Panelists at the launch of the World Drug Report 2023. © UNODC.
Vienna (Austria), 27 June 2023 - The United Nations Office on Drugs and Crime (UNODC) launched its World Drug Report 2023 yesterday at a special event hosted by the Chair of the 66th session of the Commission on Narcotic Drugs (CND), His Excellency (H.E.) Ambassador Miguel Camilo Ruiz Blanco of Colombia.
Under the theme “Stop stigma and discrimination - strengthen prevention,” the event marked the International Day against Drug Abuse and Illicit Trafficking, or World Drug Day.
In his welcoming remarks, H.E. Ambassador Ruiz Blanco emphasized the importance of strengthening prevention efforts by promoting evidence-based and context-specific interventions. These actions should prioritize the health, well-being, and rights of individuals and communities and address the underlying determinants of drug abuse, such as poverty, social inequality, and lack of opportunities.
In her opening remarks, Ms. Ghada Waly, Executive Director of UNODC, asserted: “The evidence is clear: drug-related challenges are causing more and more human suffering, and responses are struggling to keep up. It is time to put people at the centre of drug responses, and to prioritize their safety, dignity, and health. And it is time to treat the victims of the world drug problem with compassion, stigmatizing the illicit drug market and not the people it preys on.”
The 2023 World Drug Report launched at the event presents the latest global, regional, and subregional estimates and trends in drug demand and drug supply in an online format through interactive graphs, infographics, and maps. Key contemporary issues covered by this year’s report include challenges posed by synthetic drugs; online drug sales; regulatory approaches to medical cannabis; new developments regarding psychedelic substances; drug crime in the Amazon Basin; substance use disorders among forcibly displaced populations; and innovations for people who use drugs during the COVID-19 pandemic.
In presenting the key findings from the report, Angela Me, Chief of the Research and Trend Analysis Branch at UNODC, highlighted that stigma continues to be one of the biggest impediments to accessing services.
The event featured a panel discussion with prominent experts from around the world who shared their insights on how to address the challenges posed by drug use and drug trafficking. Peter H. Reuter, Professor of Public Policy and Criminology at the University of Maryland, spoke about drug supply; Professor Alison Ritter, Director of the Drug Policy Modelling Program at the University of New South Wales, focused on drug use and treatment; and Vicknasingam Balasingam, Professor of Addictions at the Centre for Drug Research at Universiti Sains Malaysia, delved into drug data. Stephanie Albor, a participant of the CND Youth Forum 2023, and Matej Košir, Chairperson of the Vienna NGO Committee on Drugs, also participated in the panel, highlighting the important role of youth engagement and civil society.

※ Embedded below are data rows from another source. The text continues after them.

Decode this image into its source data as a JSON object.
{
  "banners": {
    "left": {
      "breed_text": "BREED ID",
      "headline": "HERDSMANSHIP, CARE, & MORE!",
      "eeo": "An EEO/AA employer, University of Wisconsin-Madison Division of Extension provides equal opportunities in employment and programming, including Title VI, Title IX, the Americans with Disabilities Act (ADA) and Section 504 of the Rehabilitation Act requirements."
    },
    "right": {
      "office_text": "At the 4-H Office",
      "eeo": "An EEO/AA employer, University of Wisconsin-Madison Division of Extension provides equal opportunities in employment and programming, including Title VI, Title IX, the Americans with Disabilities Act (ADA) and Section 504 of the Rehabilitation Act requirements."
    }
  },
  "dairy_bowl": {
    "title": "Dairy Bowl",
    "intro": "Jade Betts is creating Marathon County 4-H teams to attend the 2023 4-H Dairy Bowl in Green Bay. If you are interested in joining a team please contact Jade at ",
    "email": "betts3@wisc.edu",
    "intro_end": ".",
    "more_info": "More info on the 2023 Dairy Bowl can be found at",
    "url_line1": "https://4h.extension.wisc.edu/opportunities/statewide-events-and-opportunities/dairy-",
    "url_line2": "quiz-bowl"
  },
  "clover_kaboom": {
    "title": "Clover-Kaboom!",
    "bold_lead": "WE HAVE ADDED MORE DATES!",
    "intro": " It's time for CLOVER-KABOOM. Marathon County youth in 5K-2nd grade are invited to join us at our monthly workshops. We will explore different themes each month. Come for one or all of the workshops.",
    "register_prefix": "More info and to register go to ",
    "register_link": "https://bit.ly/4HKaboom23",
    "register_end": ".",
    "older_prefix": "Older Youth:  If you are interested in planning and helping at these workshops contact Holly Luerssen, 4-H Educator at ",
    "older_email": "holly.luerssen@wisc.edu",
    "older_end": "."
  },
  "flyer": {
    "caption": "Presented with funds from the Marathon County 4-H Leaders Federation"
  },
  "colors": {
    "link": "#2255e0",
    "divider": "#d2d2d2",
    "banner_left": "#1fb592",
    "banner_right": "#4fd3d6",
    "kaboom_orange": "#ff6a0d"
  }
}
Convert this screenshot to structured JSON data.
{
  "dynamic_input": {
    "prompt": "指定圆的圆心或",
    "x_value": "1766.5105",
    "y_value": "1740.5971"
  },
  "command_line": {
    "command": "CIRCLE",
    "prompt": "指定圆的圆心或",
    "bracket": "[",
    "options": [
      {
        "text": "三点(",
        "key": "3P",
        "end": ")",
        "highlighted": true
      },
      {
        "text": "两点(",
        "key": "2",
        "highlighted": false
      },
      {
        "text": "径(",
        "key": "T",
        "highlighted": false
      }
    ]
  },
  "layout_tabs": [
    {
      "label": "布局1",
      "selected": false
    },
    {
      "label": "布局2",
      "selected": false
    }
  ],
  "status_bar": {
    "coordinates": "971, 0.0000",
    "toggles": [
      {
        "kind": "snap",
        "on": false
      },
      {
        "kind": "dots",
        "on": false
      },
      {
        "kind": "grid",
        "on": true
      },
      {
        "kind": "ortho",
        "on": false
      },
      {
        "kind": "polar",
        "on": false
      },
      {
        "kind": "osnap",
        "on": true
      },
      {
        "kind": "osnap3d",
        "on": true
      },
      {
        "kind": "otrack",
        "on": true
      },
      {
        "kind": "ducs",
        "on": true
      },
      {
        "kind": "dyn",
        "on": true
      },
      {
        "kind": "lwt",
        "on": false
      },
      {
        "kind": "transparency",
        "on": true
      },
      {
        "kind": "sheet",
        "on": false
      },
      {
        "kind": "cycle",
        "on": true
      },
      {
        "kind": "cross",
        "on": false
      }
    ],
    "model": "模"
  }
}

The nearly 2,000 people who followed the event in person and online also had a chance to hear diverse perspectives from Member States, international organizations, civil society organizations and academia. This plentiful exchange set a fertile ground for the Commission’s upcoming 2024 mid-term review of all international drug policy commitments.
In his closing remarks, H.E. Ambassador Ruiz Blanco reiterated the need to put people first in drug policy: "Let us remember that behind every statistic and policy decision, there are real people whose lives are impacted by drugs and drug-related crime. Let us listen to their voices, respect their rights, and empower them to be agents of change in their communities and beyond."